Erik is together with Johan Kramer founder of communication agency KesselsKramer (1996). His company became famous for advertisements for Ben, Diesel, MTV and the Hans Brinker Budget Hotel. Besides his work as advertising maker he creates exhibitions and books with amateur and found photography usually as subjects. With his Artist in Residence for the Academie van Bouwkunst (2008) this amateurism was main subject for lectures and workshops. For the Boekenweek (Bookweek) with the theme Written Portraits (2008) together with Christine Otten Erik made a fictive photographic story titled Good Luck based on a selection of photos from a found photo album. Besides co-editor of photographic magazine Useful Photography he also teaches on the subject of creation.
Failure is accepted
We live in a time where perfection is king. Our computers exist to help make everything they process perfect, even the cameras on our phones record the lightest light and the darkest dark. And if something isn’t perfect we have numerous tools to touch things up and make them perfect.
For these reasons, I’m interested in ‘imperfections’ and the quality of making mistakes. It sounds strange, but if everything is perfect, there is no creativity anymore. New ideas spring from failures or mistakes. These errors can change previous perceptions and open up new ways of looking at things, thus making the mistake something to strive for.
Failures and inspiration from mistakes can be found pretty much everywhere.
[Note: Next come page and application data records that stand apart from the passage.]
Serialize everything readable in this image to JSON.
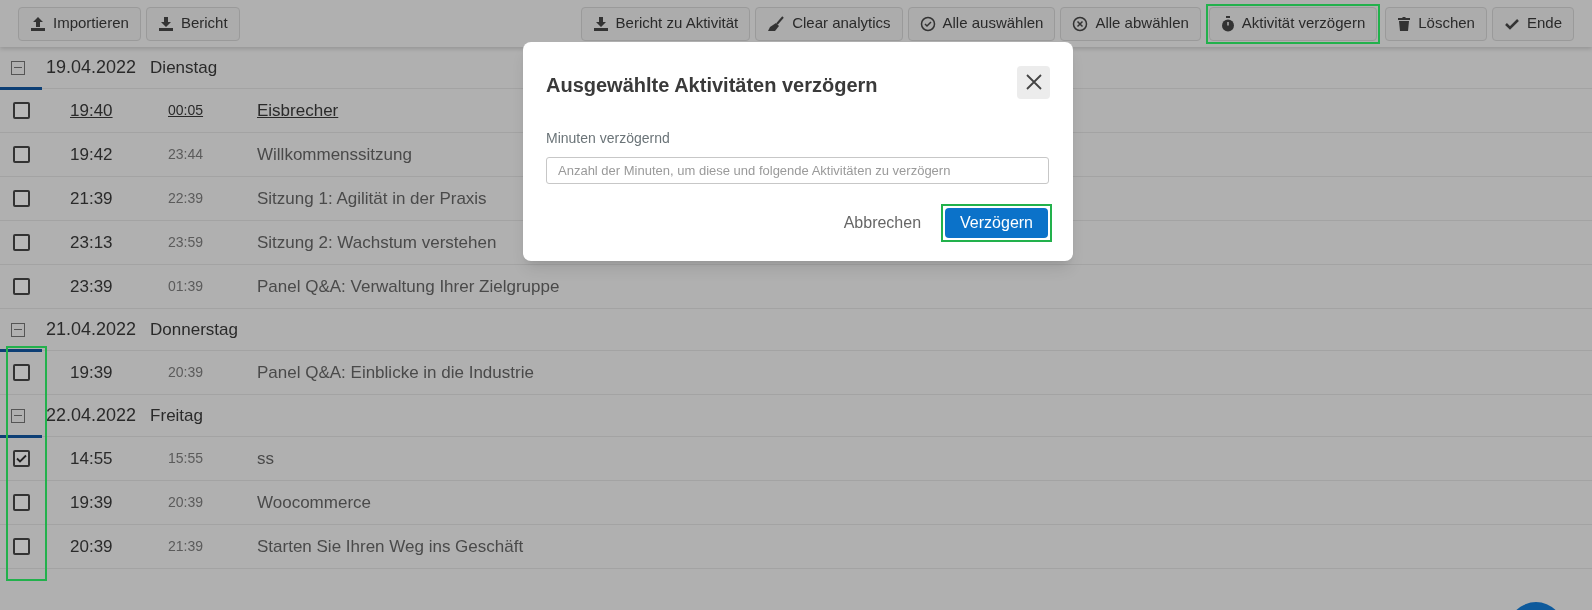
{
  "toolbar": {
    "left": [
      {
        "label": "Importieren",
        "highlighted": false
      },
      {
        "label": "Bericht",
        "highlighted": false
      }
    ],
    "right": [
      {
        "label": "Bericht zu Aktivität",
        "highlighted": false
      },
      {
        "label": "Clear analytics",
        "highlighted": false
      },
      {
        "label": "Alle auswählen",
        "highlighted": false
      },
      {
        "label": "Alle abwählen",
        "highlighted": false
      },
      {
        "label": "Aktivität verzögern",
        "highlighted": true
      },
      {
        "label": "Löschen",
        "highlighted": false
      },
      {
        "label": "Ende",
        "highlighted": false
      }
    ]
  },
  "groups": [
    {
      "date": "19.04.2022",
      "weekday": "Dienstag",
      "expanded": true,
      "checkboxes_highlighted": false,
      "items": [
        {
          "start": "19:40",
          "end": "00:05",
          "title": "Eisbrecher",
          "checked": false,
          "current": true
        },
        {
          "start": "19:42",
          "end": "23:44",
          "title": "Willkommenssitzung",
          "checked": false,
          "current": false
        },
        {
          "start": "21:39",
          "end": "22:39",
          "title": "Sitzung 1: Agilität in der Praxis",
          "checked": false,
          "current": false
        },
        {
          "start": "23:13",
          "end": "23:59",
          "title": "Sitzung 2: Wachstum verstehen",
          "checked": false,
          "current": false
        },
        {
          "start": "23:39",
          "end": "01:39",
          "title": "Panel Q&A: Verwaltung Ihrer Zielgruppe",
          "checked": false,
          "current": false
        }
      ]
    },
    {
      "date": "21.04.2022",
      "weekday": "Donnerstag",
      "expanded": true,
      "checkboxes_highlighted": true,
      "items": [
        {
          "start": "19:39",
          "end": "20:39",
          "title": "Panel Q&A: Einblicke in die Industrie",
          "checked": false,
          "current": false
        }
      ]
    },
    {
      "date": "22.04.2022",
      "weekday": "Freitag",
      "expanded": true,
      "checkboxes_highlighted": true,
      "items": [
        {
          "start": "14:55",
          "end": "15:55",
          "title": "ss",
          "checked": true,
          "current": false
        },
        {
          "start": "19:39",
          "end": "20:39",
          "title": "Woocommerce",
          "checked": false,
          "current": false
        },
        {
          "start": "20:39",
          "end": "21:39",
          "title": "Starten Sie Ihren Weg ins Geschäft",
          "checked": false,
          "current": false
        }
      ]
    }
  ],
  "dialog": {
    "title": "Ausgewählte Aktivitäten verzögern",
    "field_label": "Minuten verzögernd",
    "placeholder": "Anzahl der Minuten, um diese und folgende Aktivitäten zu verzögern",
    "buttons": [
      {
        "label": "Abbrechen",
        "kind": "secondary",
        "highlighted": false
      },
      {
        "label": "Verzögern",
        "kind": "primary",
        "highlighted": true
      }
    ]
  }
}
Just by walking down the street and keeping an eye open often works. The most funny and ridiculous mistakes are often made in constructions or road works. A classic is the letters STOP stencilled on the road. There are numerous examples where road workers did not really get the idea of how to do it. It’s remarkable how many mistakes one can make with this four-letter word.
Another classic mistake, but more rare, is to find things that can go wrong in constructing a balcony. How can you build a balcony when the door isn’t yet ready? Or how about having a lovely balcony, the only problem is that it’s built right above a train track.
Frequently these construction mistakes involve toilets. A bathroom is usually a small space to construct, so a mistake is often quickly made. There’s for instance the difficulty of a toilet door opening so the inside can be a problem. The only solution here is to carve a piece out of the door, so it won’t bump into the toilet seat. Things get even funnier when the toilet seat and cover are constructed in the wrong order. You feel the confusion and desperation of someone confronted with this situation.
Often there’s no need to go out looking for these mistakes yourself. There are hundreds of people online, all on the hunt, photographing and sharing these errors. The ones that I find the most myself are situations with trees. A tree is a big thing that is difficult to move from its place. This can be a problem. Especially when this tree is standing exactly in front of a parking spot. In this way it’s totally impossible to enter the parking spot, even though the parking spot is inviting you by the letter P standing on a sign. In the same category you find a tree standing in the middle of a cycling path or staircases.
An artist and photographer who has a brilliant eye for mistakes is André Thijssen. For many years he searches all over the world for images that are slightly off. The only images he’s interested in are the ones that show something not natural in a natural environment. The classic example is a car parked with his wheels right in front of two concrete balls on the pavement. The balls make the new wheels of the car.
Maybe the best example I found representing mistakes is an album of an American family fighting against the biggest mystery in photography: How to shoot my black dog? They failed all their lives to document their dog and as a result of that, the dog appeared as a black shadow on every image.
A black phantom in front of their house, on their sofa, in the garden and on their bed. In the end the family got really frustrated and started to over-expose the images. As a result of which there’s one image where you can see the dog. Finally.
Making and finding mistakes is something to wake up for, it’s shines a light on the difficulties in a creative process. By looking at them and embracing them you will end making unexpected and wonderful discoveries.
Long live the Mistake!